Everything’s getting even more complicated with the 2018 Tesla Model S that jumped over an LA intersection this past weekend. For those who haven’t seen the clip, it’s both unbelievable to watch and frustrating to see, especially on a public street. Now, contrary to what seemed like the case on Monday, at least one witness at the scene is saying that social media personality Dominykas “Durte Dom” Zeglaitis, who claimed to be the driver of the electric sedan, wasn’t actually behind the wheel at the time of the crash. The LAPD considers Zeglaitis a person of interest based on his social media posts, but Alex Choi—a YouTuber who posted the video of the crash online shortly after—claims he was not even at the scene.
Updated on 3/22/2022 at 3:30 pm ET: A few hours after this story was published, Zeglaitis confirmed he was not driving the Model S. He wasn’t even at the scene—he saw Choi’s video from home and edited clips to make it seem like he was behind the wheel. This all became public in a video posted to his YouTube channel as he couldn’t post to TikTok since his account was banned.
Zeglaitis was contacted by the police and even made an appearance on the local news when the film crew visited his house. He alluded that it was a sham by saying “You can’t believe everything you see on the internet.” He closed his video by saying, “The media likes to capitalize on the downfall of public figures and if they don’t have a story to attack, they will create one.”
According to the LAPD, the Tesla was not owned by the driver; it was actually rented from Enterprise. Police have reportedly yet to speak to the person whose name is tied to the car, but they say that will happen soon. Just because that individual rented the Tesla, though, doesn’t mean they were the one who jumped it.
What we know for sure is still hazy, then, and it’s worth noting that what one social media personality says about another should be taken with a grain of salt.
One victim of the stunt, Jordan Hook, had his Subaru rendered inoperable when the Model S landed and crashed into it. Hook started a GoFundMe to help raise money for a replacement, but Choi then admitted to using a YouTube copyright procedure to take down a video posted by Hook. Choi says Hook’s clip falsely claimed that he “orchestrated and coordinated the stunt,” and states that he was simply a witness. This was followed by a $2,000 donation to Hook’s GoFundMe.
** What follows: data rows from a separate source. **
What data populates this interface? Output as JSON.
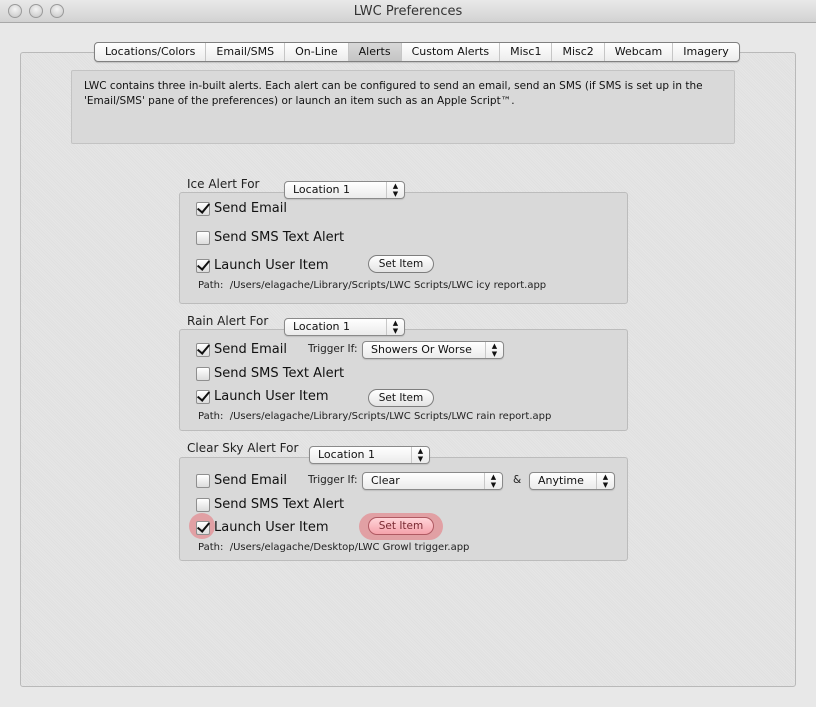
{
  "window": {
    "title": "LWC Preferences",
    "controls": [
      "close-button",
      "minimize-button",
      "zoom-button"
    ]
  },
  "tabs": [
    {
      "label": "Locations/Colors",
      "active": false
    },
    {
      "label": "Email/SMS",
      "active": false
    },
    {
      "label": "On-Line",
      "active": false
    },
    {
      "label": "Alerts",
      "active": true
    },
    {
      "label": "Custom Alerts",
      "active": false
    },
    {
      "label": "Misc1",
      "active": false
    },
    {
      "label": "Misc2",
      "active": false
    },
    {
      "label": "Webcam",
      "active": false
    },
    {
      "label": "Imagery",
      "active": false
    }
  ],
  "info": {
    "text": "LWC contains three in-built alerts. Each alert can be configured to send an email, send an SMS (if SMS is set up in the 'Email/SMS' pane of the preferences) or launch an item such as an Apple Script™."
  },
  "alerts": {
    "ice": {
      "title": "Ice Alert For",
      "location": "Location 1",
      "send_email": {
        "label": "Send Email",
        "checked": true
      },
      "send_sms": {
        "label": "Send SMS Text Alert",
        "checked": false
      },
      "launch_item": {
        "label": "Launch User Item",
        "checked": true
      },
      "set_item_label": "Set Item",
      "path_label": "Path:",
      "path": "/Users/elagache/Library/Scripts/LWC Scripts/LWC icy report.app"
    },
    "rain": {
      "title": "Rain Alert For",
      "location": "Location 1",
      "trigger_label": "Trigger If:",
      "trigger": "Showers Or Worse",
      "send_email": {
        "label": "Send Email",
        "checked": true
      },
      "send_sms": {
        "label": "Send SMS Text Alert",
        "checked": false
      },
      "launch_item": {
        "label": "Launch User Item",
        "checked": true
      },
      "set_item_label": "Set Item",
      "path_label": "Path:",
      "path": "/Users/elagache/Library/Scripts/LWC Scripts/LWC rain report.app"
    },
    "clear": {
      "title": "Clear Sky Alert For",
      "location": "Location 1",
      "trigger_label": "Trigger If:",
      "trigger": "Clear",
      "and_label": "&",
      "time": "Anytime",
      "send_email": {
        "label": "Send Email",
        "checked": false
      },
      "send_sms": {
        "label": "Send SMS Text Alert",
        "checked": false
      },
      "launch_item": {
        "label": "Launch User Item",
        "checked": true
      },
      "set_item_label": "Set Item",
      "path_label": "Path:",
      "path": "/Users/elagache/Desktop/LWC Growl trigger.app"
    }
  },
  "popup_arrows_glyph": "▲▼",
  "highlight_color": "#eb5a64"
}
Choi was hosting a Tesla meet-up before the incident occurred—one he claims the driver of the jumped Model S participated in. Once the meet was over, Choi says the driver of the Tesla wanted to show him where social media star David Dobrik had jumped his Model X last year. Choi, who claims he did not know the driver, obliged, and that’s when the incident occurred. His recap of the incident goes into detail about what happened, but it’s unclear if Choi is talking with the police to locate the driver.
Zeglaitis’ TikTok account has been banned since the incident occurred, but his YouTube account is still up, and it has a clip showing the crash. He posted the update saying it was all a sham around mid-day Tuesday.